Delaware Court Case Lookup Exemptions
Although court records are public records in Delaware, the law exempts some case records from public disclosure. As a result, such records are not available online. Delaware, like most jurisdictions, exempts certain records from public disclosure to balance the public's right to know with other significant interests such as personal privacy, confidentiality, and public safety. Under the laws in force in Delaware, the following court records are exempt from public disclosure:
- Medical records
- Trade secrets
- Law enforcement records - Investigatory records, intelligence files, and criminal records
- Intelligence files
- Personnel records
- Government records (for example attorney-client communications and documents related to ongoing legal proceedings).
In Delaware, access to sealed records is regulated by the Delaware Freedom of Information Act (FOIA). Individuals requesting permits to access confidential documents should be ready to prove their identity and legitimate interest in the records. The following category of people may be authorized to access restricted records:
- The parties involved in the case
- Government officials
- The media in cases which are public interest
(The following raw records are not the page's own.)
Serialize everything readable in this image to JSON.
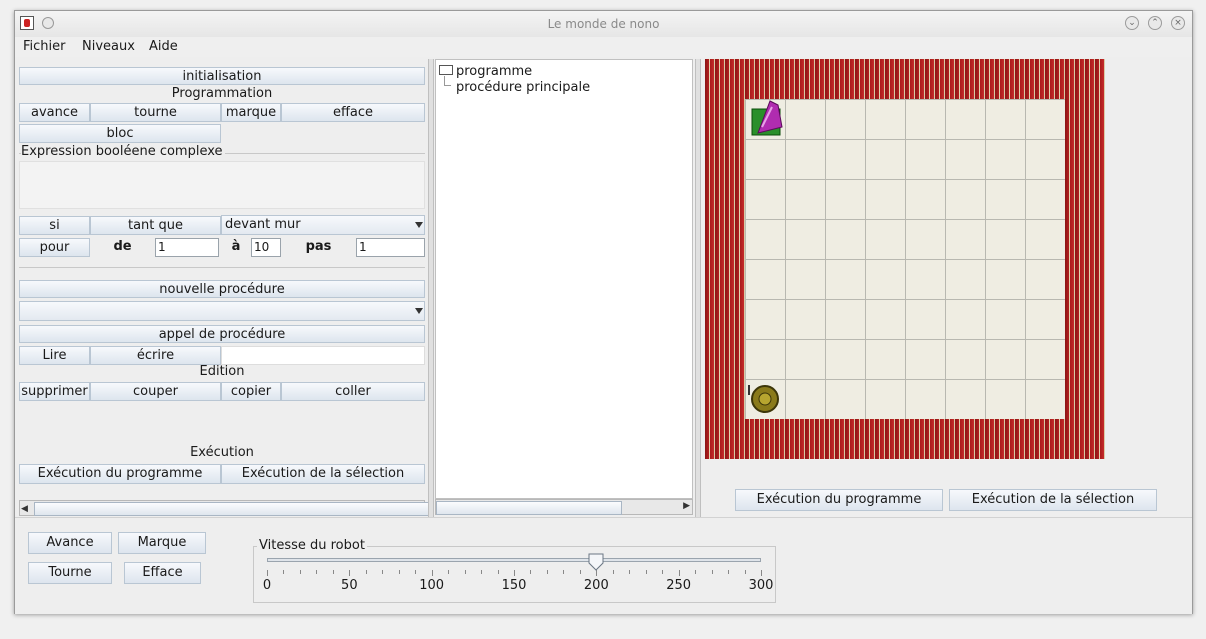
{
  "window": {
    "title": "Le monde de nono"
  },
  "menu": [
    "Fichier",
    "Niveaux",
    "Aide"
  ],
  "left_panel": {
    "initialisation": "initialisation",
    "programmation_heading": "Programmation",
    "avance": "avance",
    "tourne": "tourne",
    "marque": "marque",
    "efface": "efface",
    "bloc": "bloc",
    "bool_expr_label": "Expression booléene complexe",
    "si": "si",
    "tant_que": "tant que",
    "condition_selected": "devant mur",
    "pour": "pour",
    "de": "de",
    "de_value": "1",
    "a": "à",
    "a_value": "10",
    "pas": "pas",
    "pas_value": "1",
    "nouvelle_procedure": "nouvelle procédure",
    "appel_procedure": "appel de procédure",
    "lire": "Lire",
    "ecrire": "écrire",
    "edition_heading": "Edition",
    "supprimer": "supprimer",
    "couper": "couper",
    "copier": "copier",
    "coller": "coller",
    "execution_heading": "Exécution",
    "exec_programme": "Exécution du programme",
    "exec_selection": "Exécution de la sélection"
  },
  "tree": {
    "root": "programme",
    "child": "procédure principale"
  },
  "world_panel": {
    "exec_programme": "Exécution du programme",
    "exec_selection": "Exécution de la sélection"
  },
  "controls": {
    "avance": "Avance",
    "marque": "Marque",
    "tourne": "Tourne",
    "efface": "Efface"
  },
  "speed": {
    "label": "Vitesse du robot",
    "min": 0,
    "max": 300,
    "value": 200,
    "ticks": [
      "0",
      "50",
      "100",
      "150",
      "200",
      "250",
      "300"
    ]
  },
  "colors": {
    "button_bg": "#e4ebf2",
    "button_border": "#b9c6d3",
    "wall": "#a81a1a",
    "grid": "#efede2"
  }
}
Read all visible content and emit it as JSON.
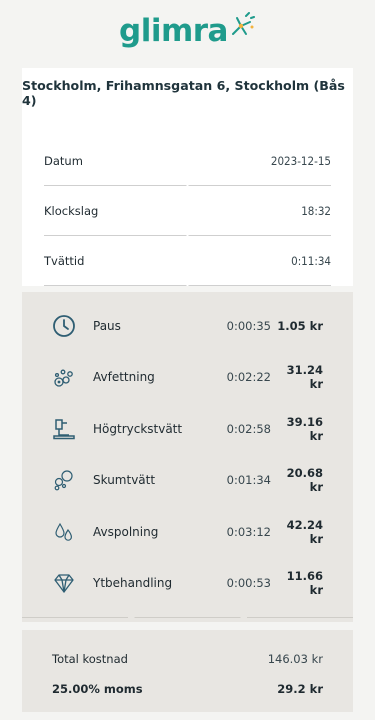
{
  "brand": {
    "name": "glimra",
    "color": "#1f9b8c"
  },
  "location": "Stockholm, Frihamnsgatan 6, Stockholm (Bås 4)",
  "info": [
    {
      "label": "Datum",
      "value": "2023-12-15"
    },
    {
      "label": "Klockslag",
      "value": "18:32"
    },
    {
      "label": "Tvättid",
      "value": "0:11:34"
    }
  ],
  "services": [
    {
      "icon": "clock-icon",
      "name": "Paus",
      "time": "0:00:35",
      "cost": "1.05 kr"
    },
    {
      "icon": "degrease-icon",
      "name": "Avfettning",
      "time": "0:02:22",
      "cost": "31.24 kr"
    },
    {
      "icon": "pressure-washer-icon",
      "name": "Högtryckstvätt",
      "time": "0:02:58",
      "cost": "39.16 kr"
    },
    {
      "icon": "foam-icon",
      "name": "Skumtvätt",
      "time": "0:01:34",
      "cost": "20.68 kr"
    },
    {
      "icon": "rinse-drops-icon",
      "name": "Avspolning",
      "time": "0:03:12",
      "cost": "42.24 kr"
    },
    {
      "icon": "diamond-icon",
      "name": "Ytbehandling",
      "time": "0:00:53",
      "cost": "11.66 kr"
    }
  ],
  "totals": {
    "total_label": "Total kostnad",
    "total_value": "146.03 kr",
    "vat_label": "25.00% moms",
    "vat_value": "29.2 kr"
  }
}
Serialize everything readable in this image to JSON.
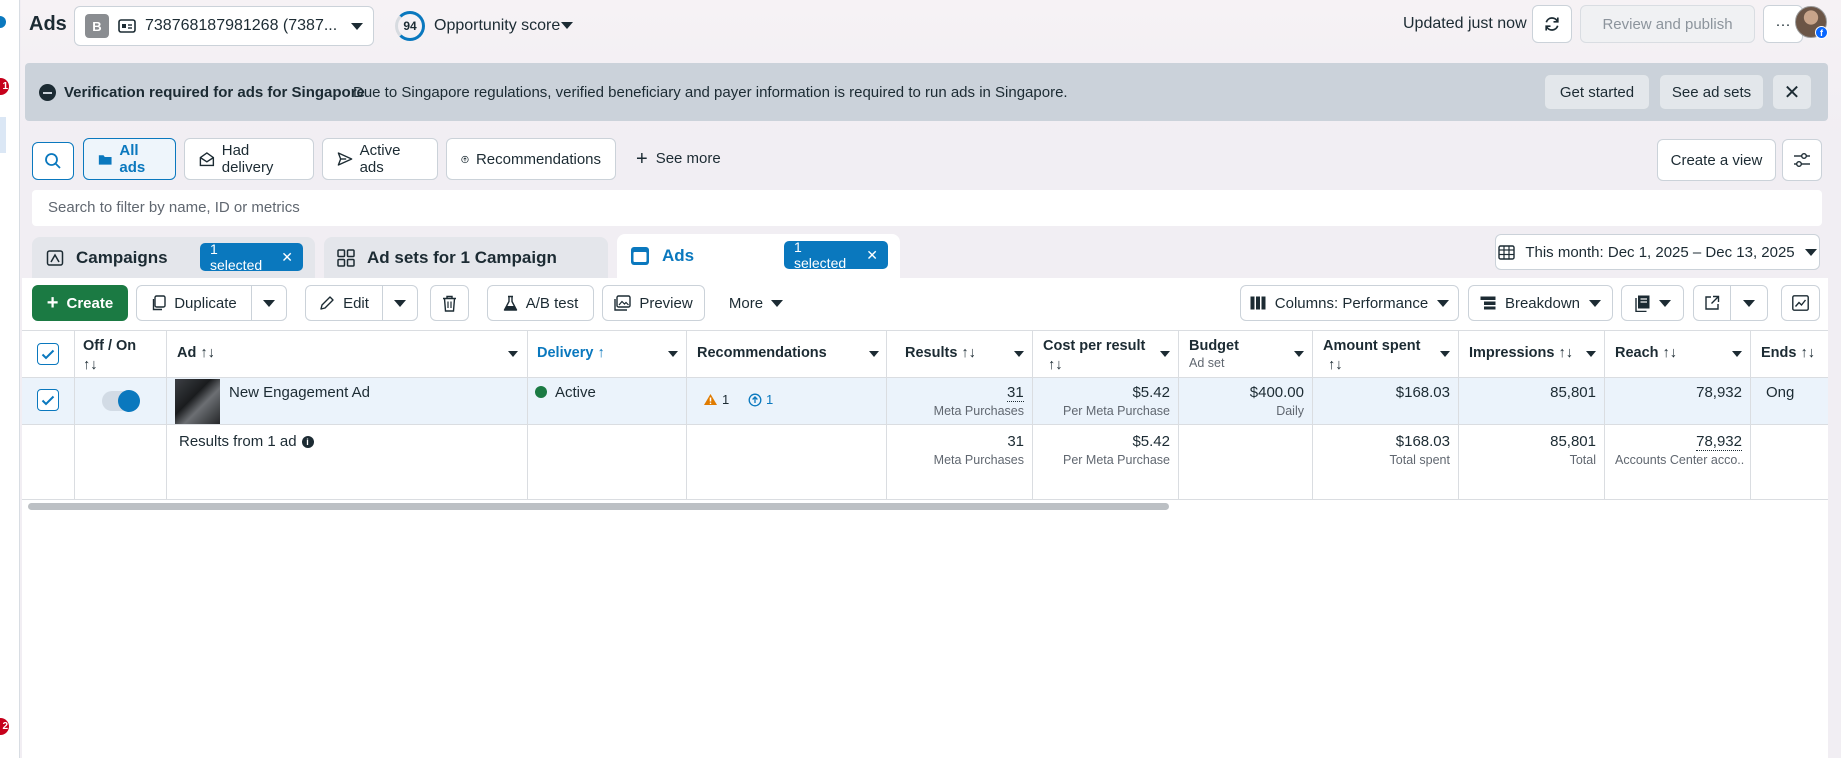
{
  "app": {
    "title": "Ads"
  },
  "account": {
    "badge": "B",
    "name": "738768187981268 (7387..."
  },
  "opportunity": {
    "score": "94",
    "label": "Opportunity score"
  },
  "topbar": {
    "updated": "Updated just now",
    "review_publish": "Review and publish",
    "more": "···"
  },
  "banner": {
    "title": "Verification required for ads for Singapore",
    "text": "Due to Singapore regulations, verified beneficiary and payer information is required to run ads in Singapore.",
    "get_started": "Get started",
    "see_ad_sets": "See ad sets",
    "close": "✕"
  },
  "views": {
    "chips": [
      "All ads",
      "Had delivery",
      "Active ads",
      "Recommendations"
    ],
    "see_more": "See more",
    "create_view": "Create a view"
  },
  "search": {
    "placeholder": "Search to filter by name, ID or metrics"
  },
  "level_tabs": {
    "campaigns": "Campaigns",
    "campaigns_selected": "1 selected",
    "adsets": "Ad sets for 1 Campaign",
    "ads": "Ads",
    "ads_selected": "1 selected",
    "pill_close": "✕"
  },
  "date_range": "This month: Dec 1, 2025 – Dec 13, 2025",
  "toolbar": {
    "create": "Create",
    "duplicate": "Duplicate",
    "edit": "Edit",
    "ab_test": "A/B test",
    "preview": "Preview",
    "more": "More",
    "columns": "Columns: Performance",
    "breakdown": "Breakdown"
  },
  "table": {
    "headers": {
      "offon": "Off / On",
      "sort": "↑↓",
      "ad": "Ad ↑↓",
      "delivery": "Delivery ↑",
      "recommendations": "Recommendations",
      "results": "Results ↑↓",
      "cost": "Cost per result",
      "budget": "Budget",
      "budget_sub": "Ad set",
      "amount": "Amount spent",
      "impressions": "Impressions ↑↓",
      "reach": "Reach ↑↓",
      "ends": "Ends ↑↓"
    },
    "row": {
      "name": "New Engagement Ad",
      "delivery": "Active",
      "warn_count": "1",
      "rec_count": "1",
      "results": "31",
      "results_sub": "Meta Purchases",
      "cost": "$5.42",
      "cost_sub": "Per Meta Purchase",
      "budget": "$400.00",
      "budget_sub": "Daily",
      "amount": "$168.03",
      "impressions": "85,801",
      "reach": "78,932",
      "ends": "Ong"
    },
    "summary": {
      "label": "Results from 1 ad",
      "results": "31",
      "results_sub": "Meta Purchases",
      "cost": "$5.42",
      "cost_sub": "Per Meta Purchase",
      "amount": "$168.03",
      "amount_sub": "Total spent",
      "impressions": "85,801",
      "impressions_sub": "Total",
      "reach": "78,932",
      "reach_sub": "Accounts Center acco..."
    }
  },
  "colors": {
    "accent": "#0a78be",
    "create_green": "#1b7a43",
    "warning": "#e07b00",
    "status_active": "#1b7a43"
  }
}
- Researchers who can prove a legitimate interest in a case
- Individuals with a valid court order for access to restricted records.
What is a Court Docket in Delaware?
A court docket is a record that includes a detailed account of all the events and actions related to each case in a summarized, chronological format, outlining the court proceedings. Court dockets in Delaware typically contain the names of the parties, case numbers, filing dates, hearing dates, orders, judgments, deadlines, and a summary of all documents filed in the case.
A docket is needed to locate other documents attached to court records (pleadings, motions, briefs, etc.). Court dockets in Delaware are mainly used to track the progress of cases, keep to deadlines and schedules, and provide a log of all case-related events and documents.
In Delaware, researchers can find dockets on the CourtConnect website. All they need to do is conduct a standard court search, then click on the case number to view the docket and other related documents.
What are Civil Court and Small Claims in Delaware?
Small claims, like other civil suits, are disputes where the plaintiffs seek money for damages. However, the value of the damages sought in small claims cases is usually low and varies from one state to another. Delaware small claims courts, the civil divisions of the Justice of the Peace Courts, handle civil cases involving amounts less than $25,000.
For example, disputes between landlords and tenants, recovery of damaged properties with values not exceeding $25,000, and breach of contracts may be heard at the Justice of the Peace Courts. There are time limits within which suits must be filed to avoid being dismissed for the expiration of the right to sue. Disputes involving breach of contracts must be filed with the court within three years after the commission of the offense. Likewise, damages to properties or personal injuries have a limit of two years within which cases must be filed with the court. To file small claims cases with the Justice of the Peace Court, plaintiffs are required to pay the following as filing fees:
- Claims that do not exceed $1,000 pays $35
- Claims between $1,000 to $5,000 pay $40
- Claims above $5,000 pays $45
- Landlord-tenant dispute pays $40
Although cases with claims below $25,000 are tried at the Justice of the Peace Courts, civil suits to claim damages higher than that may be filed at higher Delaware courts. For example, civil cases to recover properties worth more than $25,000 can be filed at the Superior Court. Similarly, suits to claim damages for personal injuries where the amount being sought is up to $75,000 may be filed at the Court of Common Pleas. Those above $75,000 are under the purview of the Superior Court.